> _Problem statement_:
From the entries below, copy every line that holds the word "screenshot".

Stored entries:
%%

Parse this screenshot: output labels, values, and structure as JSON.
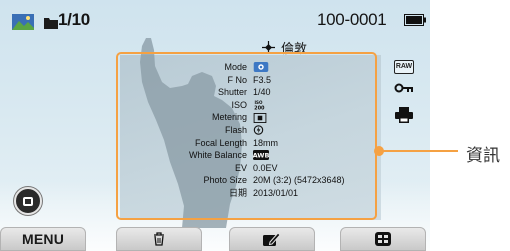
{
  "status_bar": {
    "file_counter": "1/10",
    "file_number": "100-0001",
    "location_label": "倫敦"
  },
  "icons": {
    "raw_badge": "RAW",
    "thumbnail": "image-thumbnail-icon",
    "folder": "folder-icon",
    "battery": "battery-full-icon",
    "location": "gps-location-icon",
    "protect": "key-icon",
    "print": "printer-icon"
  },
  "info": {
    "labels": [
      "Mode",
      "F No",
      "Shutter",
      "ISO",
      "Metering",
      "Flash",
      "Focal Length",
      "White Balance",
      "EV",
      "Photo Size"
    ],
    "values": {
      "f_no": "F3.5",
      "shutter": "1/40",
      "iso": "ISO 200",
      "white_balance": "AWB",
      "focal_length": "18mm",
      "ev": "0.0EV",
      "photo_size": "20M (3:2) (5472x3648)"
    },
    "date_label": "日期",
    "date_value": "2013/01/01"
  },
  "softkeys": {
    "menu": "MENU"
  },
  "callout": {
    "label": "資訊",
    "color": "#f5a143"
  }
}
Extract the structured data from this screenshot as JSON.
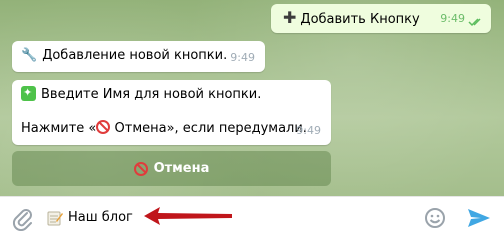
{
  "messages": {
    "outgoing": {
      "text": "Добавить Кнопку",
      "time": "9:49"
    },
    "incoming1": {
      "text": "Добавление новой кнопки.",
      "time": "9:49"
    },
    "incoming2": {
      "line1": "Введите Имя для новой кнопки.",
      "line2_pre": "Нажмите «",
      "line2_cancel": " Отмена",
      "line2_post": "», если передумали.",
      "time": "9:49"
    }
  },
  "keyboard": {
    "cancel_label": "Отмена"
  },
  "composer": {
    "input_value": "Наш блог"
  },
  "icons": {
    "attach": "paperclip-icon",
    "memo": "memo-icon",
    "arrow": "red-arrow-icon",
    "emoji": "smile-icon",
    "send": "send-icon"
  },
  "colors": {
    "accent": "#40a7e3",
    "arrow": "#c0161b",
    "outgoing_bubble": "#effdde"
  }
}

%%

> _Your solution_:
Parse this screenshot: output labels, values, and structure as JSON.
Extract the structured data from this screenshot as JSON.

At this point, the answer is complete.